"""

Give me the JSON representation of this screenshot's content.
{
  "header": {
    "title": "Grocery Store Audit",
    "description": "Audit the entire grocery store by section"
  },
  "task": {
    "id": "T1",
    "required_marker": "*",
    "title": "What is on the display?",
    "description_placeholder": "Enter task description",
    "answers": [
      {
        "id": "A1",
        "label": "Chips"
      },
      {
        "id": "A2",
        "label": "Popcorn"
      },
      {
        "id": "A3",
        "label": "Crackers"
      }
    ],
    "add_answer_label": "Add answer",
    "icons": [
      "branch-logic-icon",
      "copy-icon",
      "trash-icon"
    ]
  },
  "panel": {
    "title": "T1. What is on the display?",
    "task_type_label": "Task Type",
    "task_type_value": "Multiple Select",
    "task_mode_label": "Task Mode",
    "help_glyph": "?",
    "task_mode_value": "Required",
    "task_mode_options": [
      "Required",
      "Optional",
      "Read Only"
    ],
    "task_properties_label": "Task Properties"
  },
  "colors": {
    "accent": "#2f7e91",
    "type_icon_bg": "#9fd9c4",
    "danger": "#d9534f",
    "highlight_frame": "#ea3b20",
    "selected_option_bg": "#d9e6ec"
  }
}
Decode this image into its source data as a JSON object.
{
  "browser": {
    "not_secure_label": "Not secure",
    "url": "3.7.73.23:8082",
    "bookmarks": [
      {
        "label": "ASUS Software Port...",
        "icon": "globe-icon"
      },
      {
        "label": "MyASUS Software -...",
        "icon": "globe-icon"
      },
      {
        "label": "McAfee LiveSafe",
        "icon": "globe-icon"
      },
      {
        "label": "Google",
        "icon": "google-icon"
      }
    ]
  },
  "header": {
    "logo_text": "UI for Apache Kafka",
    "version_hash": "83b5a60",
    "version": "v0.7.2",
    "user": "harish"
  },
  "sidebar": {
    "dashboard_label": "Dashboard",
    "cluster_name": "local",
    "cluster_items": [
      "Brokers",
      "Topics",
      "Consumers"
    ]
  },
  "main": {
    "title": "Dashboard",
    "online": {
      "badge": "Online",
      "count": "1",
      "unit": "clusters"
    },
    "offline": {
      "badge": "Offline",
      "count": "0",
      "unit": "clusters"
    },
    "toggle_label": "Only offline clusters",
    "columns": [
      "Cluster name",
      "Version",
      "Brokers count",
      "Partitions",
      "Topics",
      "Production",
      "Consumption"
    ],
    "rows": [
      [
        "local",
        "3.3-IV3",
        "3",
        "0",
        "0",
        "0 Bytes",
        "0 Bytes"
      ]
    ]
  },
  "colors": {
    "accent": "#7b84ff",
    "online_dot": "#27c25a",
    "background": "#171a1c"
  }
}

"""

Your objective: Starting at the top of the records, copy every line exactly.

Result for this exercise:
Give me the JSON representation of this screenshot's content.
{
  "header": {
    "title": "Grocery Store Audit",
    "description": "Audit the entire grocery store by section"
  },
  "task": {
    "id": "T1",
    "required_marker": "*",
    "title": "What is on the display?",
    "description_placeholder": "Enter task description",
    "answers": [
      {
        "id": "A1",
        "label": "Chips"
      },
      {
        "id": "A2",
        "label": "Popcorn"
      },
      {
        "id": "A3",
        "label": "Crackers"
      }
    ],
    "add_answer_label": "Add answer",
    "icons": [
      "branch-logic-icon",
      "copy-icon",
      "trash-icon"
    ]
  },
  "panel": {
    "title": "T1. What is on the display?",
    "task_type_label": "Task Type",
    "task_type_value": "Multiple Select",
    "task_mode_label": "Task Mode",
    "help_glyph": "?",
    "task_mode_value": "Required",
    "task_mode_options": [
      "Required",
      "Optional",
      "Read Only"
    ],
    "task_properties_label": "Task Properties"
  },
  "colors": {
    "accent": "#2f7e91",
    "type_icon_bg": "#9fd9c4",
    "danger": "#d9534f",
    "highlight_frame": "#ea3b20",
    "selected_option_bg": "#d9e6ec"
  }
}
Decode this image into its source data as a JSON object.
{
  "browser": {
    "not_secure_label": "Not secure",
    "url": "3.7.73.23:8082",
    "bookmarks": [
      {
        "label": "ASUS Software Port...",
        "icon": "globe-icon"
      },
      {
        "label": "MyASUS Software -...",
        "icon": "globe-icon"
      },
      {
        "label": "McAfee LiveSafe",
        "icon": "globe-icon"
      },
      {
        "label": "Google",
        "icon": "google-icon"
      }
    ]
  },
  "header": {
    "logo_text": "UI for Apache Kafka",
    "version_hash": "83b5a60",
    "version": "v0.7.2",
    "user": "harish"
  },
  "sidebar": {
    "dashboard_label": "Dashboard",
    "cluster_name": "local",
    "cluster_items": [
      "Brokers",
      "Topics",
      "Consumers"
    ]
  },
  "main": {
    "title": "Dashboard",
    "online": {
      "badge": "Online",
      "count": "1",
      "unit": "clusters"
    },
    "offline": {
      "badge": "Offline",
      "count": "0",
      "unit": "clusters"
    },
    "toggle_label": "Only offline clusters",
    "columns": [
      "Cluster name",
      "Version",
      "Brokers count",
      "Partitions",
      "Topics",
      "Production",
      "Consumption"
    ],
    "rows": [
      [
        "local",
        "3.3-IV3",
        "3",
        "0",
        "0",
        "0 Bytes",
        "0 Bytes"
      ]
    ]
  },
  "colors": {
    "accent": "#7b84ff",
    "online_dot": "#27c25a",
    "background": "#171a1c"
  }
}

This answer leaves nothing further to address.